Without providing any spoilers, there is definitely a book set within the ancient times of the Sith within Adam Christopher’s soul, and we desperately hope he has the opportunity to write it.
Shadow of the Sith harnesses Adam Christopher’s ability to isolate the most passionate parts of the love and the most depraved elements of darkness at the same time, and while the final page count may be a little hefty, there are more than enough moments of rabid intensity to keep you hooked. For more about his process in writing this novel and his entire writing career, be sure to check out our chat with him over on The Living Force!
Shadow of the Sith contains some of the most exhilarating chapters of the Star Wars year. There are scenes of mayhem and malice, chaos and calamity, blasters and blades. The visceral nature of these chapters can produce the most powerful chills you’ve ever encountered while reading a Star Wars book, and especially as the book begins, those scenes of wonder thrust you right back into your seat back when you saw a Star Destroyer for the first time.
This excitement also lends itself to the wealth of Easter Eggs and references that are scattered throughout this book. It’s always fun to notice the subtle (and not so subtle) nods to previous books and comics, but rare is the novel that’s able to cobble together looks at every era from the High Republic all the way through Episode IX…and even some looks at Legends of old.
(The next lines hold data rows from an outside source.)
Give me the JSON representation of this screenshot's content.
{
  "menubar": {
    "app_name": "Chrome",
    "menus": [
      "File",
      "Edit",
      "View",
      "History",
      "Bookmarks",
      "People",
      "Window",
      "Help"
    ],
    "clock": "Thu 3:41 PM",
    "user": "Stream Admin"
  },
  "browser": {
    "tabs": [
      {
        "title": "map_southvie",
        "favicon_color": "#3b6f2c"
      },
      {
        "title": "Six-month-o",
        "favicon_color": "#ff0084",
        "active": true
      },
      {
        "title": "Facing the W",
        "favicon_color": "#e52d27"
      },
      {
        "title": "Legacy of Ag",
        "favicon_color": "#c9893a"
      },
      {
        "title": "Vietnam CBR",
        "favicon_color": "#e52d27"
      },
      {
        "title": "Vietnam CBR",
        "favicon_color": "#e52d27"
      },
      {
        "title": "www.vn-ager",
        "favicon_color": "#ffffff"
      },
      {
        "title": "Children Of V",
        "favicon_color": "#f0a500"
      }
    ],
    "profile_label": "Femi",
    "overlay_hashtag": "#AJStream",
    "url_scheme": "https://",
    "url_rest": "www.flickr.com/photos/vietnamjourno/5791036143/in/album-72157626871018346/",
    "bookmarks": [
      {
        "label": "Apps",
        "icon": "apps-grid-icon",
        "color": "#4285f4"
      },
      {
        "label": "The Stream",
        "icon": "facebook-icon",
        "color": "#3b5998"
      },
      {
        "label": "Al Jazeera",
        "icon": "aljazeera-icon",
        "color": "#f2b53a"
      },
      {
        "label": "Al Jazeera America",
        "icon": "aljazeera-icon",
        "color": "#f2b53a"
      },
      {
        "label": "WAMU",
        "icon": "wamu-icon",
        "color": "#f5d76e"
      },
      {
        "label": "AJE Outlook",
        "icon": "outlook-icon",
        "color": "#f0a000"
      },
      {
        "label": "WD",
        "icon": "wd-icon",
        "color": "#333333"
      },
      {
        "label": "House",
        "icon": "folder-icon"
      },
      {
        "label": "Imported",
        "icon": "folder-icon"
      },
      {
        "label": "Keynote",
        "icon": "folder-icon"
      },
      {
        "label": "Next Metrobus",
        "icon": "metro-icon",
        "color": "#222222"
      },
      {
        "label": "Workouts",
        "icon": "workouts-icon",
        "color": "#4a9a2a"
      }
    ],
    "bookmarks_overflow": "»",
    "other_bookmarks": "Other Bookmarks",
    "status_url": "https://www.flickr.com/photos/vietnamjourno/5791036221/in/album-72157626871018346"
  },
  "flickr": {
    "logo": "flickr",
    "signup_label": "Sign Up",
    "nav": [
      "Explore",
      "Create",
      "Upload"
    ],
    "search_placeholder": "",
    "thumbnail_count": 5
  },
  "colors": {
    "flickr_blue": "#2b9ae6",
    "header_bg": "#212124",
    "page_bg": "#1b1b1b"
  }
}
The thrilling exuberance of pacing through these scenes of engaging battles and emotional turmoil, however, is occasionally curtailed by some sections that pause the thrilling heroics for a bit too long. While expansion of the universe is generally encouraged as we stated before, Shadow does sometimes fall into a trap of slight over-explanation that creates an urge to return to the high stakes the book otherwise produces brilliantly. While these detours never rip away knowledge that this story is an absolutely necessary narrative in the grand scheme of the universe, the momentary lapses in the sense of urgency may add a few extra days to your reading time in total.
By the end of the book, though, Christopher is able to bring together some of his most thrilling lore expansions and his most climactic duels to create a thrilling finale that entertains just as much as it emotionally devastates…a true feat for any novel.
For three years, the time surrounding the Sequel Trilogy has been a mystery. So many books have expanded the Rise of the Empire, the Clone Wars, and of course, The High Republic. But now, Shadow of the Sith has broken ground on a brand new era of storytelling by introducing us to the era of Master Luke Skywalker and the precursors to Rey’s journey.
Adam Christopher kicks off this new age with a story that reaches mind blowing highs filled with some of the most brutal dark siders in the galaxy’s history, right alongside the most intimate tales of fatherhood and partnership the saga has ever known. Although there are occasional elements that pull away from the excitement of new character relationships and shocking revelations, Sith sets up so many new stories within the Star Wars universe, and we desperately hope Adam Christopher is given the chance to write them all very soon.
Shadow of the Sith is available now wherever books are sold, as well as on Audible where it is narrated by William DeMerritt.